Here you can animate directly with the view by using the view.animate() method. You have the option to chain different simultaneous animations together making the code very compact, but you can’t chain the same type of animation together. Thus your animation has to become nested if you want one to happen after the other. Another thing of note is that when reading the documentation for translationX method it says “will cause the View's translationX property to be animated to the specified value”. This is only half of the story though, and so you have to look at the translationX property itself for clarification: “The horizontal position of this view relative to its left position, in pixels.” Hence translationX method will not animate to the absolute position, but to the specified value relative to the view’s left position which is considered as ‘0,0’. For example, if your view is in the original position and you want to move it to ‘original+2’, you should put ‘2’ in as the value and then to move it back use the value ‘0’.

 public void doViewPropertyAnimator(){
	//Can chain other (non translationX) simultaneous animations in here
mLittleChef.animate().translationX(-mLittleChef.getX()/2)                    					.setDuration(mShortAnimationDuration/2)        
 		.setInterpolator(new LinearInterpolator())    	
		.setListener(new AnimatorListenerAdapter() {          
		@Override                 
		public void onAnimationEnd(Animator animation) {  
			//Do the animation back to the start point
			mLittleChef.animate().translationX(0)
			.setDuration(mShortAnimationDuration/2)            	
				.setListener(new AnimatorListenerAdapter() {                 
				@Override                 
				public void onAnimationEnd(Animator animation) {                     
					simpleLock= false;
				}             
			});
		}             
	}); 
}

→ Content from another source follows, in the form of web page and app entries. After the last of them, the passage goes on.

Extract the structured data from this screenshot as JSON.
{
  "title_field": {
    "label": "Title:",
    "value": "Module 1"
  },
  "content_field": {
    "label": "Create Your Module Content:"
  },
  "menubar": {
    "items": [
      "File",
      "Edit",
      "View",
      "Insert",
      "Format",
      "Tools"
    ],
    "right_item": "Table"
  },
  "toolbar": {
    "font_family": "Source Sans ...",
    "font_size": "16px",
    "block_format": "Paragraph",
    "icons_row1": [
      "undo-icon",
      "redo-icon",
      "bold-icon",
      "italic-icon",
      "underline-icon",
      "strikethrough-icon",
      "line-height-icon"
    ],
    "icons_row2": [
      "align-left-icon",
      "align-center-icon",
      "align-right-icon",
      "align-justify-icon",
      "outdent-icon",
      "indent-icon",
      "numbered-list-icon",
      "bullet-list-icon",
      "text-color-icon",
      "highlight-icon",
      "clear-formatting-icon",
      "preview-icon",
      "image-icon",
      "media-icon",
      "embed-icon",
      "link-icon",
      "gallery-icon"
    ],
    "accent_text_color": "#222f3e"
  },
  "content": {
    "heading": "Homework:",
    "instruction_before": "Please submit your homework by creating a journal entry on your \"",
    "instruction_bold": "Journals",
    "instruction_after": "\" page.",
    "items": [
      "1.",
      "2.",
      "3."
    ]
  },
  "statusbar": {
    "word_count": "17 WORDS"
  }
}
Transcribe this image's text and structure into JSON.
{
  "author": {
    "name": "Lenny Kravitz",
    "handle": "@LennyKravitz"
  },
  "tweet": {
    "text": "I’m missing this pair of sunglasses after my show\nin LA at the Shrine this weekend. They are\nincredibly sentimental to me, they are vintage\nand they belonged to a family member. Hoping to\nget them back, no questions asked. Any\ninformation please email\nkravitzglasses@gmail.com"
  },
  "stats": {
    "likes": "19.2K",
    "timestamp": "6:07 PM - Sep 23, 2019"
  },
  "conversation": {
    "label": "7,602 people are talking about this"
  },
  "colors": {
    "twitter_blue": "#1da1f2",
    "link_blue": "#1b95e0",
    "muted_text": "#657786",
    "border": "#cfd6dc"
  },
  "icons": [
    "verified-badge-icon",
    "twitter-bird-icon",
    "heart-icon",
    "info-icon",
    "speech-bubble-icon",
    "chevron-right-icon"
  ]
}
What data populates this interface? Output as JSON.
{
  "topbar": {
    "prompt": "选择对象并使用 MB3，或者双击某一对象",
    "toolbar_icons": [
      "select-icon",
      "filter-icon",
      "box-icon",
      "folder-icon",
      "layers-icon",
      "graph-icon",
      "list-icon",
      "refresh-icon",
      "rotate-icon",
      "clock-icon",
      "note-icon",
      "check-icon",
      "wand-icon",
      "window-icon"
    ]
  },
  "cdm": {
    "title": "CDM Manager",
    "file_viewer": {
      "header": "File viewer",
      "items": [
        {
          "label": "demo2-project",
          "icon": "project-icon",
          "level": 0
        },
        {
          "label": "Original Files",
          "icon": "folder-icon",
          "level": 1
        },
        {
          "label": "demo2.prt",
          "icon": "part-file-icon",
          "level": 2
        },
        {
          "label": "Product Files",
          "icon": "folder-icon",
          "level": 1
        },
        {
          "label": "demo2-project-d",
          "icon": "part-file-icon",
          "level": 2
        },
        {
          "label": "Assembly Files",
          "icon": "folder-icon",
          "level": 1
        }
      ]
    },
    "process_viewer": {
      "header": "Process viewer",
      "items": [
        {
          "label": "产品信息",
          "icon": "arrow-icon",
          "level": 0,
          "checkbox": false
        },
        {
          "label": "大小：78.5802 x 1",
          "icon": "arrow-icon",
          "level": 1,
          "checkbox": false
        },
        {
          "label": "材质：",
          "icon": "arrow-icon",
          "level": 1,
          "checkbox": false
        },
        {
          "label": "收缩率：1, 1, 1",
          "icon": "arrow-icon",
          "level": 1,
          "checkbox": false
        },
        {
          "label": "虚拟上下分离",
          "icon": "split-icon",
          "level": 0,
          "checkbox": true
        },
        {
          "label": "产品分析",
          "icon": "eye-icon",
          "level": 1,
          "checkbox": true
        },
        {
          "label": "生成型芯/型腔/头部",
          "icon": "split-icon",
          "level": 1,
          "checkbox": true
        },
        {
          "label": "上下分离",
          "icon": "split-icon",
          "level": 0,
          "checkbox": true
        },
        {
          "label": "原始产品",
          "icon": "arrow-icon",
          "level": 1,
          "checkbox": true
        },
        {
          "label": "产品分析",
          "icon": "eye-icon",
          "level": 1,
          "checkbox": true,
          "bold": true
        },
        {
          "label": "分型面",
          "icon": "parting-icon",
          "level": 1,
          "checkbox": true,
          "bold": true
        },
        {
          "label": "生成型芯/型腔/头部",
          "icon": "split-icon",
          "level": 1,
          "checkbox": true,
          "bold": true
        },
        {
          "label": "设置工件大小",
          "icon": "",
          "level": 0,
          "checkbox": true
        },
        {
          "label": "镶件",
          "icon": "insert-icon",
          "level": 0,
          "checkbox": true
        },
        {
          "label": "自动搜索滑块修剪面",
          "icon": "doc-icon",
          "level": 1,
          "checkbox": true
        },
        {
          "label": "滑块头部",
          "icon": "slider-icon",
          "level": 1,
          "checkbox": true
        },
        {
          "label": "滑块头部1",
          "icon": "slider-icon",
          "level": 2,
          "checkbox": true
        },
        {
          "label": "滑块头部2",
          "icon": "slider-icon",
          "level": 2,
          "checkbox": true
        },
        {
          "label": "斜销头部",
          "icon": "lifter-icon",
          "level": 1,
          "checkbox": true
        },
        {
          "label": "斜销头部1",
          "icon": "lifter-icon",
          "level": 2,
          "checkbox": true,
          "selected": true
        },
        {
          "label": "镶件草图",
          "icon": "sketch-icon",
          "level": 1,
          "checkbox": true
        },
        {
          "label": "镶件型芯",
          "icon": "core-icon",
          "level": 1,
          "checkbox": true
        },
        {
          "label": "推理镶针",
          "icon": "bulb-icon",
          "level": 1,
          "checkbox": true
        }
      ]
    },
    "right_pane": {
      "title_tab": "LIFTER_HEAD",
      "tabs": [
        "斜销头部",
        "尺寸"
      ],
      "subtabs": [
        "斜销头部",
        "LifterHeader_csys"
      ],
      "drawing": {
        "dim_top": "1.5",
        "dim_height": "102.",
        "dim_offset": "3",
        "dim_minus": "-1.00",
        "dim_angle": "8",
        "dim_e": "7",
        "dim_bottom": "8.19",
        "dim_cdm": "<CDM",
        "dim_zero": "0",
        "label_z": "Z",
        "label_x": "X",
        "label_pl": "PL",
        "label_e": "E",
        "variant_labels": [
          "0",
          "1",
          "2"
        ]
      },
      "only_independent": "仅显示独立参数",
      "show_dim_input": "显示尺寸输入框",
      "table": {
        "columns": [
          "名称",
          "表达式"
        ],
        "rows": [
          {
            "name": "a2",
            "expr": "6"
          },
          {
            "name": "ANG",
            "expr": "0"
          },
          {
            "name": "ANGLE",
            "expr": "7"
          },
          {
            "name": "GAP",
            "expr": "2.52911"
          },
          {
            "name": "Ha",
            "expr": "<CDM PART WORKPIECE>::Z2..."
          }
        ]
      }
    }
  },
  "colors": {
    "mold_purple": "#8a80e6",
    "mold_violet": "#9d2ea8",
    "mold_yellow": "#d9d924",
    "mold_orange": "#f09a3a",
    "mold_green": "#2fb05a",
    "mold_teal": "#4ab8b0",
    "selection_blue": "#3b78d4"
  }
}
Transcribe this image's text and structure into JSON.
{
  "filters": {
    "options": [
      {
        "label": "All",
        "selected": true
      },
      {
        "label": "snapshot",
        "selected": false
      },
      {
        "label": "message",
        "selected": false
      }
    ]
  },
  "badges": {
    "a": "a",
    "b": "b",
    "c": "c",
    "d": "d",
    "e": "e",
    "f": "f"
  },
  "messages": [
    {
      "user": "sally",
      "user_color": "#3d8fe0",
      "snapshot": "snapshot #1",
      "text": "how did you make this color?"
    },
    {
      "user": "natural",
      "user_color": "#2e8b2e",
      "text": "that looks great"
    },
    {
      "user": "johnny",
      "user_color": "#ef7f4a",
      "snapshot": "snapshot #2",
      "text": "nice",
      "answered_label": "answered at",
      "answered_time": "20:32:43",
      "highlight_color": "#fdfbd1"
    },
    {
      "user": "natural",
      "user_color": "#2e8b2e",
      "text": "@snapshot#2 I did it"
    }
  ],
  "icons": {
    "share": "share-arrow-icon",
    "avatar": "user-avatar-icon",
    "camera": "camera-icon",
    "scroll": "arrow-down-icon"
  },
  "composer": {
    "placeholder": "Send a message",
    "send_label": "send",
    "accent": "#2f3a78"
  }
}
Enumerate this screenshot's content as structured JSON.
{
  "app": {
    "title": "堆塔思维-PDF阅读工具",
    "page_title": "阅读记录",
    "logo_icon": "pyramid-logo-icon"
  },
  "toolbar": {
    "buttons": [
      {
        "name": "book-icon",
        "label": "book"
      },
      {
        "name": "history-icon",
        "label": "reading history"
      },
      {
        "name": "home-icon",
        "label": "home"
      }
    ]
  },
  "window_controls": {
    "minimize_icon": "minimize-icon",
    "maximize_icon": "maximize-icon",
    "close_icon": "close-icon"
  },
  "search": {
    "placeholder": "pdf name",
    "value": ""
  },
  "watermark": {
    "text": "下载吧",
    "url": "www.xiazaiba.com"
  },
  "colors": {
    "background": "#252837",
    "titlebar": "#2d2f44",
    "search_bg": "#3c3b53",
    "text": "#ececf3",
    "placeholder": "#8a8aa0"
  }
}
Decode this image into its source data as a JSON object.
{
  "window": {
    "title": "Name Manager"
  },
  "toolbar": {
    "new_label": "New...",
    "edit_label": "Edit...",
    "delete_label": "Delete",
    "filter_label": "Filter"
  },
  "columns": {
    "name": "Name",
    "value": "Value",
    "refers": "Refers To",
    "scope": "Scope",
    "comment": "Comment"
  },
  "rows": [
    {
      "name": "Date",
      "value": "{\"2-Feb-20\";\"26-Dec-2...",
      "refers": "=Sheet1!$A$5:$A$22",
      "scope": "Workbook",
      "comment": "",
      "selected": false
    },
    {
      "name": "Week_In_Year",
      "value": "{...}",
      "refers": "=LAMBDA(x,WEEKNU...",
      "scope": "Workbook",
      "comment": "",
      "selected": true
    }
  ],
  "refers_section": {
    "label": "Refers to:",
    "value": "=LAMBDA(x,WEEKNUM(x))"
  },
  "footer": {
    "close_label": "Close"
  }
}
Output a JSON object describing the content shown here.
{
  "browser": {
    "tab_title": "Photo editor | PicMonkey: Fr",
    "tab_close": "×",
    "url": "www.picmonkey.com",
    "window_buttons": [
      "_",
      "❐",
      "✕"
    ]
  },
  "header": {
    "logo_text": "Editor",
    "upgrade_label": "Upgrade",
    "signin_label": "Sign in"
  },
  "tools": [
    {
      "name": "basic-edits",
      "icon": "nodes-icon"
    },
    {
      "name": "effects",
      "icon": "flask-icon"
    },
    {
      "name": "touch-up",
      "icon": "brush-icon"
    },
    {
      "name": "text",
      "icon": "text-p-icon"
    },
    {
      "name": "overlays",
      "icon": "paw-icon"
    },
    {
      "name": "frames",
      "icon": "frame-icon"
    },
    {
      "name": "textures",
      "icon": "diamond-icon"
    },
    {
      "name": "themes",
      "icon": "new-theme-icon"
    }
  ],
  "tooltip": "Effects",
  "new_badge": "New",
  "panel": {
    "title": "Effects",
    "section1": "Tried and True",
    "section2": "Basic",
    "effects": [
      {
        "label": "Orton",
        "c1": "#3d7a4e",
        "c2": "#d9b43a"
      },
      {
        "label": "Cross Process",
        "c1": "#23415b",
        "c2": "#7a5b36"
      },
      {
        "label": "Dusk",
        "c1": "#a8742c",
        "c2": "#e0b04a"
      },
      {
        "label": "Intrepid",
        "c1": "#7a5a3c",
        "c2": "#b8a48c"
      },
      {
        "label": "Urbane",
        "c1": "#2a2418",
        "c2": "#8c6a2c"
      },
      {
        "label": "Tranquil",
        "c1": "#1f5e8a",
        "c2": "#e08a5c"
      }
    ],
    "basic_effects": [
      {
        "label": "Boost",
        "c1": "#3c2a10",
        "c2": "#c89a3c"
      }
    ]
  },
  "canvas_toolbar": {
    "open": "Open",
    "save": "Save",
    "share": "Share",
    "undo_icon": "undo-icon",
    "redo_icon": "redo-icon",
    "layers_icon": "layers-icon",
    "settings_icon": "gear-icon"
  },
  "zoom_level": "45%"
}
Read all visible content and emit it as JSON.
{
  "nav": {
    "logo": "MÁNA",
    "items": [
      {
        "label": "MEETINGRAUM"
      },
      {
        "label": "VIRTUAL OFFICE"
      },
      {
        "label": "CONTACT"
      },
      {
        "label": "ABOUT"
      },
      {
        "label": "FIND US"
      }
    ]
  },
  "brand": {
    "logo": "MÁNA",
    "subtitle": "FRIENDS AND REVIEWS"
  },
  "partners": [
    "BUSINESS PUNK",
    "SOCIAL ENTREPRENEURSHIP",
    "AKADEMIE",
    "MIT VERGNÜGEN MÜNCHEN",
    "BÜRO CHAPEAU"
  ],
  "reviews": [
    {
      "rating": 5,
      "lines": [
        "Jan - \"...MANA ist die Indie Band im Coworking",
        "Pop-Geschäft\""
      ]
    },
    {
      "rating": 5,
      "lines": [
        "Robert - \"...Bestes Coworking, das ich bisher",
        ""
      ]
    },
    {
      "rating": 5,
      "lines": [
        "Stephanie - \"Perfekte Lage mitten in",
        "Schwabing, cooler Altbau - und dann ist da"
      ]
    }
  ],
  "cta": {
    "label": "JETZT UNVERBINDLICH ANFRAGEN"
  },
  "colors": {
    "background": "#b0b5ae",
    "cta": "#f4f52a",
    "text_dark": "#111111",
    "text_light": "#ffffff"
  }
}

Summary

Now you have seen the basic setup of our application we are adding animation to and different ways of doing property animation. Property animation is best for animating values of the properties of your object which you can then apply to your object itself. Stay tuned for my second blog of this series which will explore view animations.  This series is continued in part 2.

References

http://developer.android.com/guide/topics/graphics/index.html
http://developer.android.com/training/basics/supporting-devices/screens.html
http://developer.android.com/guide/practices/screens_support.html

About the Author

Whitney Foster is a software engineer at Intel in the Software Solutions Group working on scale enabling projects for Android applications.

Copyright © 2014 Intel Corporation. All rights reserved.
*Other names and brands may be claimed as the property of others.
**This sample source code is released under the Intel Sample Source Code License Agreement